• _DESCRIPTION OF THE TASK_
What is needed is a copy of each line in the listing that contains "JSON".

• _SOURCE DATA_
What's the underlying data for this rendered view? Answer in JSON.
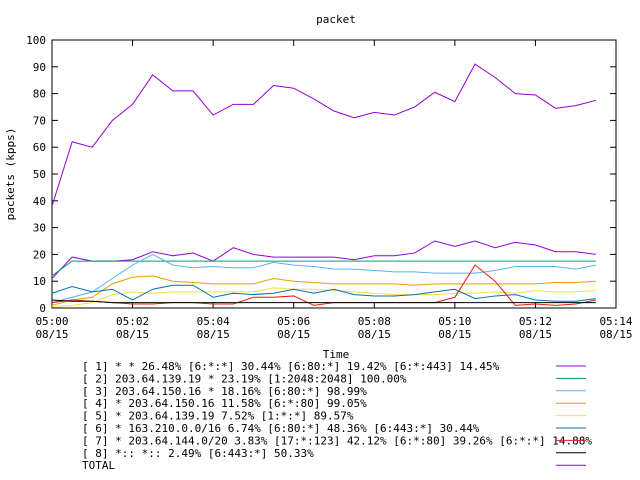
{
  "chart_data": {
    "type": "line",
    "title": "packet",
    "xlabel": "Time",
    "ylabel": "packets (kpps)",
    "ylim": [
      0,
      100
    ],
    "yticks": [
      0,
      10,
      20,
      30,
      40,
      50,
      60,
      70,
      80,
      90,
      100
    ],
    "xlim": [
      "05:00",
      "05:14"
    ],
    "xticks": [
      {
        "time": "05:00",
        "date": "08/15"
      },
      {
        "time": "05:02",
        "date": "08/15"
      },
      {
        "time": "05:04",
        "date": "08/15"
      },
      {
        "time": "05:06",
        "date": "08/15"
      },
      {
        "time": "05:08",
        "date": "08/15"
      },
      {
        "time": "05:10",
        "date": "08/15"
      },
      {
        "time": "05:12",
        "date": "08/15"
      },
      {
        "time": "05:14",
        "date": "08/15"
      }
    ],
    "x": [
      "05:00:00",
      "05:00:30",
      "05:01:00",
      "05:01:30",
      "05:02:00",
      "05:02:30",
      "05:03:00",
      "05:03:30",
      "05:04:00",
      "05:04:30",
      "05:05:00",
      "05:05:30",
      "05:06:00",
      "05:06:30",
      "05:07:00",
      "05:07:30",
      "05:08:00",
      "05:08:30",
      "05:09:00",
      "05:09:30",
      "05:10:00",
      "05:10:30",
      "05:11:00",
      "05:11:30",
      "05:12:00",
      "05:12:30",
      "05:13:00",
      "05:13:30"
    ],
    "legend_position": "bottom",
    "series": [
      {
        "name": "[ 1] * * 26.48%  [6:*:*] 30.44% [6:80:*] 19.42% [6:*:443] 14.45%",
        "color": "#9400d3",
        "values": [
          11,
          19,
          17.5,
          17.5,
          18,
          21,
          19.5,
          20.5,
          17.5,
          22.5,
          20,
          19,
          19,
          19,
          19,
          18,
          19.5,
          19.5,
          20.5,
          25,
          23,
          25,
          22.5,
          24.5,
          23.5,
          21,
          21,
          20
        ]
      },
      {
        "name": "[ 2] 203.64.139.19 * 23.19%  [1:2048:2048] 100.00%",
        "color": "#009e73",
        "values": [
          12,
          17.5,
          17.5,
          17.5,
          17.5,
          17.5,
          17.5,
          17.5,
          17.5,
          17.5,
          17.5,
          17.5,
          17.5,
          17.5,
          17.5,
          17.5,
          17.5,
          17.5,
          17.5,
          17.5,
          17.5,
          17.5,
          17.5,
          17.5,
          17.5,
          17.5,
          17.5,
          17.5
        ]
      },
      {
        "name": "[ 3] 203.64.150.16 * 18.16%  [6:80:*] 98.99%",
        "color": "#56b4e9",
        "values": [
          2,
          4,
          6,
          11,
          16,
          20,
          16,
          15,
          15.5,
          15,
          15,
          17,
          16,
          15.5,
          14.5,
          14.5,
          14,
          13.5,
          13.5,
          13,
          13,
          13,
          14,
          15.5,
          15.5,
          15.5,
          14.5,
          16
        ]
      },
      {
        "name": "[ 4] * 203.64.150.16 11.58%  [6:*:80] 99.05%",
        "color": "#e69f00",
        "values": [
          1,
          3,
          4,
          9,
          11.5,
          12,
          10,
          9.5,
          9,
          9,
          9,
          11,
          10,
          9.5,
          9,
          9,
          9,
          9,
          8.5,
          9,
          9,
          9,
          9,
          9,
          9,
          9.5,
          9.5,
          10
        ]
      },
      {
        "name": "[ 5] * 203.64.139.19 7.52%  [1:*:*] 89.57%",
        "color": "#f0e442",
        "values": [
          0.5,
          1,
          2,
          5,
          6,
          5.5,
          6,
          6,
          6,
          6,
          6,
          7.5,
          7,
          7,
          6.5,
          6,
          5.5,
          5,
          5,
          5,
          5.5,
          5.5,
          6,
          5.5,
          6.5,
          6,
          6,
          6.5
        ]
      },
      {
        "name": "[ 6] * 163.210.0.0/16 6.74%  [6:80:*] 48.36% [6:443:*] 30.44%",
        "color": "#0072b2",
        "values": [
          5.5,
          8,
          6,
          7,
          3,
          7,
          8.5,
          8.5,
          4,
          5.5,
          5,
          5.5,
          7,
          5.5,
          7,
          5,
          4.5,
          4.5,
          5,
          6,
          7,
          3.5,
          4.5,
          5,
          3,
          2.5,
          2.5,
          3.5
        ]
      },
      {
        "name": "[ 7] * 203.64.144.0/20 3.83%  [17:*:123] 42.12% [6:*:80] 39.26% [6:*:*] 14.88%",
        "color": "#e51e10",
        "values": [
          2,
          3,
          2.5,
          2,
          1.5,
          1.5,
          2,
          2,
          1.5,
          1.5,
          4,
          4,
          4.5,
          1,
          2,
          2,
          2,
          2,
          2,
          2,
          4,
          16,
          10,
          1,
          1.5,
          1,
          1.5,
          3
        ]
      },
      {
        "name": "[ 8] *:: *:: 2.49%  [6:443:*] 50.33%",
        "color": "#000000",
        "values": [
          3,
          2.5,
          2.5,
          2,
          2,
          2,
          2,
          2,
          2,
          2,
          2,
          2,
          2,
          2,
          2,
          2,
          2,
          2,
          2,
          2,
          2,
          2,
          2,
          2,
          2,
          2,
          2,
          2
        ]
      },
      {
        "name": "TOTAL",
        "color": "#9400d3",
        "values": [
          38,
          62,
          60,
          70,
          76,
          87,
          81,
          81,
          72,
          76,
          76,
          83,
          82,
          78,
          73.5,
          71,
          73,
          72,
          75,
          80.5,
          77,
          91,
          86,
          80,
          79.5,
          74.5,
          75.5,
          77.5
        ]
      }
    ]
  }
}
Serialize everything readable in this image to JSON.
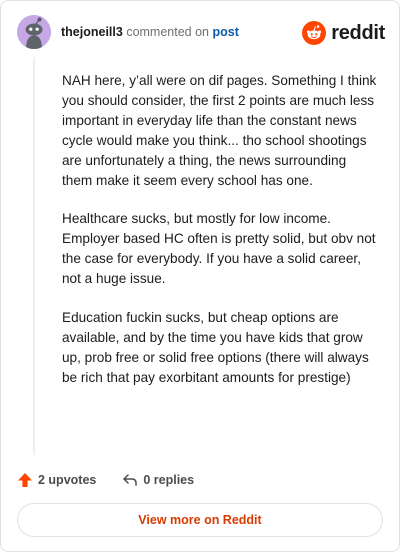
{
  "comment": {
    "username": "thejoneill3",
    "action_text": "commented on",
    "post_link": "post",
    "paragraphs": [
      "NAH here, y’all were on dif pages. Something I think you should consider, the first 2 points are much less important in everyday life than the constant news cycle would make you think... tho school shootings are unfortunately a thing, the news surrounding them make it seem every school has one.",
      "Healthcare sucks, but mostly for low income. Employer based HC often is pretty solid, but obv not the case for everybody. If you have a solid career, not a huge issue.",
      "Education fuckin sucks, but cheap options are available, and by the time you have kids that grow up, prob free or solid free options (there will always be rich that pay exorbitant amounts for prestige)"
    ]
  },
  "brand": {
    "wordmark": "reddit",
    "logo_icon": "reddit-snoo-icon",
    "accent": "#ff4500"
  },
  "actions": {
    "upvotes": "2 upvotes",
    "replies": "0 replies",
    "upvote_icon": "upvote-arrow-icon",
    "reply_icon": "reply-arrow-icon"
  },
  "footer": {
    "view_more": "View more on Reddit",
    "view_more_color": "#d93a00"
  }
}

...

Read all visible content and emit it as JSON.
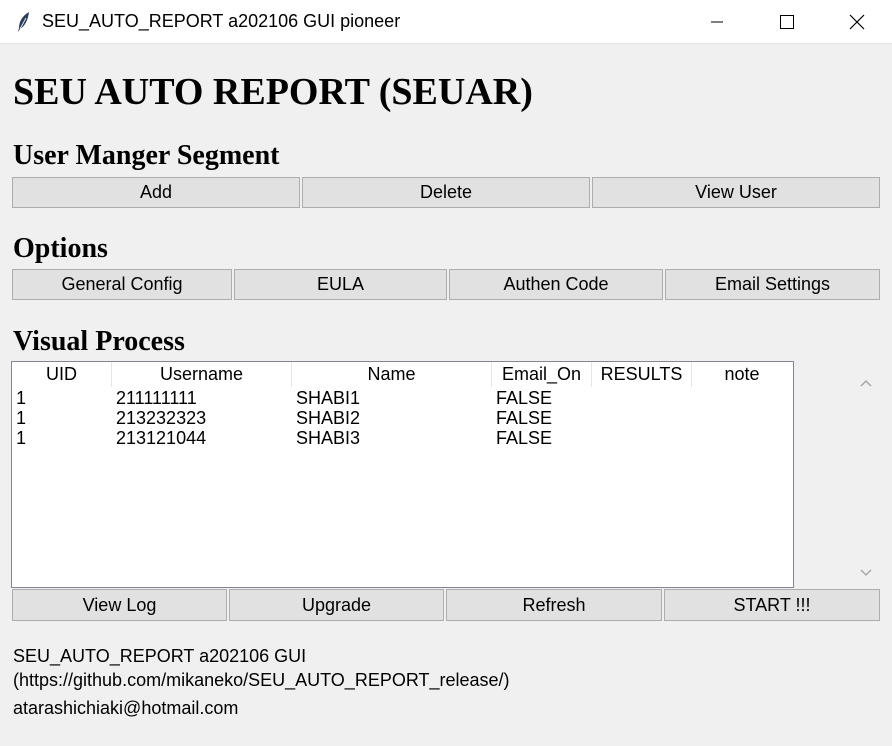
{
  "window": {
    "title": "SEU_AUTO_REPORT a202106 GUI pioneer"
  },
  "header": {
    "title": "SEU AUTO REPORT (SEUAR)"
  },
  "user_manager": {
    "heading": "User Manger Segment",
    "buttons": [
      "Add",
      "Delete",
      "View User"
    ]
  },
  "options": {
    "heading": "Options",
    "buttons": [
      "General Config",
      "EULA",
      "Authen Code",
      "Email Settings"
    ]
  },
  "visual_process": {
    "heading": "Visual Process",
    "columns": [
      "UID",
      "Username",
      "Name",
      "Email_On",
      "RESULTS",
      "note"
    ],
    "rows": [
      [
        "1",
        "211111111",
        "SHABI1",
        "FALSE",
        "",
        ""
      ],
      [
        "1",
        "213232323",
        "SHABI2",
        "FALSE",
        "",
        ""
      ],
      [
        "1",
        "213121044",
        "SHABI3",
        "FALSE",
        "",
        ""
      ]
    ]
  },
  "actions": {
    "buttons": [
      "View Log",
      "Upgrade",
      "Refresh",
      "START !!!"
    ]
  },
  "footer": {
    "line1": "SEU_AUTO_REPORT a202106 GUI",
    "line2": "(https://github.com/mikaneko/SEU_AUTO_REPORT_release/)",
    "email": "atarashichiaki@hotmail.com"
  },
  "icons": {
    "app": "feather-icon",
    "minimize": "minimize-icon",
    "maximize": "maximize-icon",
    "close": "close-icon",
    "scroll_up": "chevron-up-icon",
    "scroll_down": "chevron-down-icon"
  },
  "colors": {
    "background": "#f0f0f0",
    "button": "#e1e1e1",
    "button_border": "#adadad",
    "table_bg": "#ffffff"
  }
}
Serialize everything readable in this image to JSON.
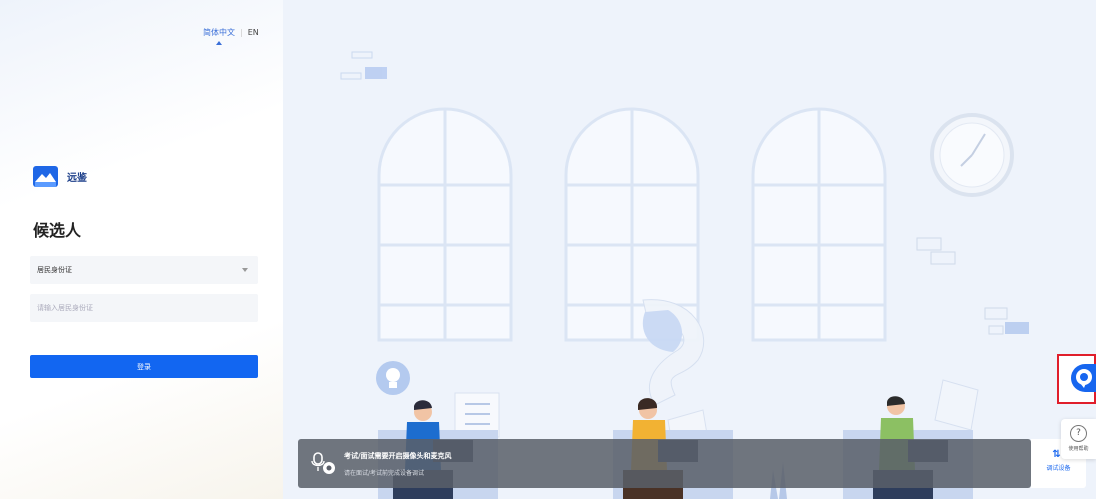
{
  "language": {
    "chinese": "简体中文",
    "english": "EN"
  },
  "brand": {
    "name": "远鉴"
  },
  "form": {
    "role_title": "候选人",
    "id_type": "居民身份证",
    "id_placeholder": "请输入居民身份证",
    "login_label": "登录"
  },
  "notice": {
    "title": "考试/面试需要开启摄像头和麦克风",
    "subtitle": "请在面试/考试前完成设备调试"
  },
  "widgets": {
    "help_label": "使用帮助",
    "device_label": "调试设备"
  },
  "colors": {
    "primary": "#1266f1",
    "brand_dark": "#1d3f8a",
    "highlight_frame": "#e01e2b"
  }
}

• _ANSWER SPACE_
What's the underlying data for this rendered view? Answer in JSON.
Serialize everything readable in this image to JSON.
Read all visible content and emit it as JSON.
Serialize everything readable in this image to JSON.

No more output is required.